President Donald Trump continues to refuse to release his taxes, citing an ongoing audit as his reason. Nevertheless, this week the New York Times was able to obtain tax documents that revealed Trump's long history of abject financial failure.
Writing in the New Yorker, John Cassidy breaks down just how bad Trump's financial history is.
He notes that the Times story clearly got under Trump's skin, given his dramatic reaction on Twitter. He also notes that Trump didn't dispute any of the damning details.
"The first thing to note about Trump’s argument is that, despite his parting jibe, he didn’t challenge any of the specific figures in the Times story," Cassidy writes.
"They show that, between 1985 and 1989, a period when the economy was forging ahead and Trump was busy portraying himself as a billionaire with the Midas touch, his core businesses—apartment buildings, hotels, and casinos—somehow managed to lose $359.1 million."
"That was only the beginning. As the economy weakened, in 1990 and 1991, Trump’s core businesses racked up losses of $517.5 million. And, between 1992 and 1994, as the economy recovered, they lost another $286.9 million."
He points out that Trump associates are trying to spin the losses as just standard operating procedure of running a business empire.
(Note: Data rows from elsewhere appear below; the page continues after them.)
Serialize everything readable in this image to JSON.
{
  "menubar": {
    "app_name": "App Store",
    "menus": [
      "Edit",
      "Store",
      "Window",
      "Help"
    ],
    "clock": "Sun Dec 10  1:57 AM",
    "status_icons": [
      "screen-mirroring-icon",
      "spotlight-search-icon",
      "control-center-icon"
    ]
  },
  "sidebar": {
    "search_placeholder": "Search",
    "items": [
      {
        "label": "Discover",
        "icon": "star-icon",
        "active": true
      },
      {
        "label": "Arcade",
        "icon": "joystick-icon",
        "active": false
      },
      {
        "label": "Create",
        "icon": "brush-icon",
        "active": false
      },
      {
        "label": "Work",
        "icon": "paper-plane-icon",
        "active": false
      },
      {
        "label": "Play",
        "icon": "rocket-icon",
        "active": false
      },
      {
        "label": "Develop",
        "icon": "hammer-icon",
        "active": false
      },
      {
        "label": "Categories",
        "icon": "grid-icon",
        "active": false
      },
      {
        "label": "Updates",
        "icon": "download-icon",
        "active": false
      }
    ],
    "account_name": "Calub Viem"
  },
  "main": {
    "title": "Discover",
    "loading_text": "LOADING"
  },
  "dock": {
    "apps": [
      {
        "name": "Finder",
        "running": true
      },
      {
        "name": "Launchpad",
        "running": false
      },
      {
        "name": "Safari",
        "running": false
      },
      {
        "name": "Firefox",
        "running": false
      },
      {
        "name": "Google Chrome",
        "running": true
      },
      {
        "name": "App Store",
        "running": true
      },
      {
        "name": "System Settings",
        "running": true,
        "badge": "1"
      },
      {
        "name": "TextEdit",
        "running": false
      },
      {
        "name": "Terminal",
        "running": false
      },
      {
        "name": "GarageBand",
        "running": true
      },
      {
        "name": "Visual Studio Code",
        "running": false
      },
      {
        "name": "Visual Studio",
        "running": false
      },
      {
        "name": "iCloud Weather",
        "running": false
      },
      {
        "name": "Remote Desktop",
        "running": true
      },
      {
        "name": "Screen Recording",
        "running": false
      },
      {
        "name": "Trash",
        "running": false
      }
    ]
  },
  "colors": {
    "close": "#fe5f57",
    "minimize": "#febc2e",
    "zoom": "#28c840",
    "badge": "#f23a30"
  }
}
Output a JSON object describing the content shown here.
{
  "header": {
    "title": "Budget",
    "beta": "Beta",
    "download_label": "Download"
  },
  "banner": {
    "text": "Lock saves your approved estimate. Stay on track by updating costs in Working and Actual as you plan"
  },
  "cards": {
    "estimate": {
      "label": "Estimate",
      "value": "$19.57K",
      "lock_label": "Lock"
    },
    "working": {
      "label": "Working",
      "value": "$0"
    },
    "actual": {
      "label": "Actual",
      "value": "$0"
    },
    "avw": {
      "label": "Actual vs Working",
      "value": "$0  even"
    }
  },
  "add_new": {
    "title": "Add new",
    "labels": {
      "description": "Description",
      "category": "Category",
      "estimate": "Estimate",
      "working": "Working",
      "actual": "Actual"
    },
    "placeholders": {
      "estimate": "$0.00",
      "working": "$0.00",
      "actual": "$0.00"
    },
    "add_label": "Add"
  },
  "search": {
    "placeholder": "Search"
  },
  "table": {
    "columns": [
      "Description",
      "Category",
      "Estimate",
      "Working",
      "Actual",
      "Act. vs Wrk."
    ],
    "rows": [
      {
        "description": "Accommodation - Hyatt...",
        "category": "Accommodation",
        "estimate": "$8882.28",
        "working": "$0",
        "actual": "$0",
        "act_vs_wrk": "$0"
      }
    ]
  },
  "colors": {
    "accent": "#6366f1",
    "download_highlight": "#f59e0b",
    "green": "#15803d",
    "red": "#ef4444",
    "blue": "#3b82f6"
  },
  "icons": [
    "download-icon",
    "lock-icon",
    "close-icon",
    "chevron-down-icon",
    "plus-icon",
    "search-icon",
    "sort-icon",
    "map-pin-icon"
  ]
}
That's false.
"For a decade, or more, he largely confined himself to licensing deals, entertainment ventures, and minority investments that cashed in on his personal brand, which somehow survived his dramatic fall," Cassidy says.
"In May, 2019, this is all distant history, of course," he adds.
"But don’t let anyone tell you—not Trump, nor Newt Gingrich, nor any of the President’s other apologists—that the businesses Trump operated were successful, or that the huge losses they sustained were simply tax dodges. They weren’t."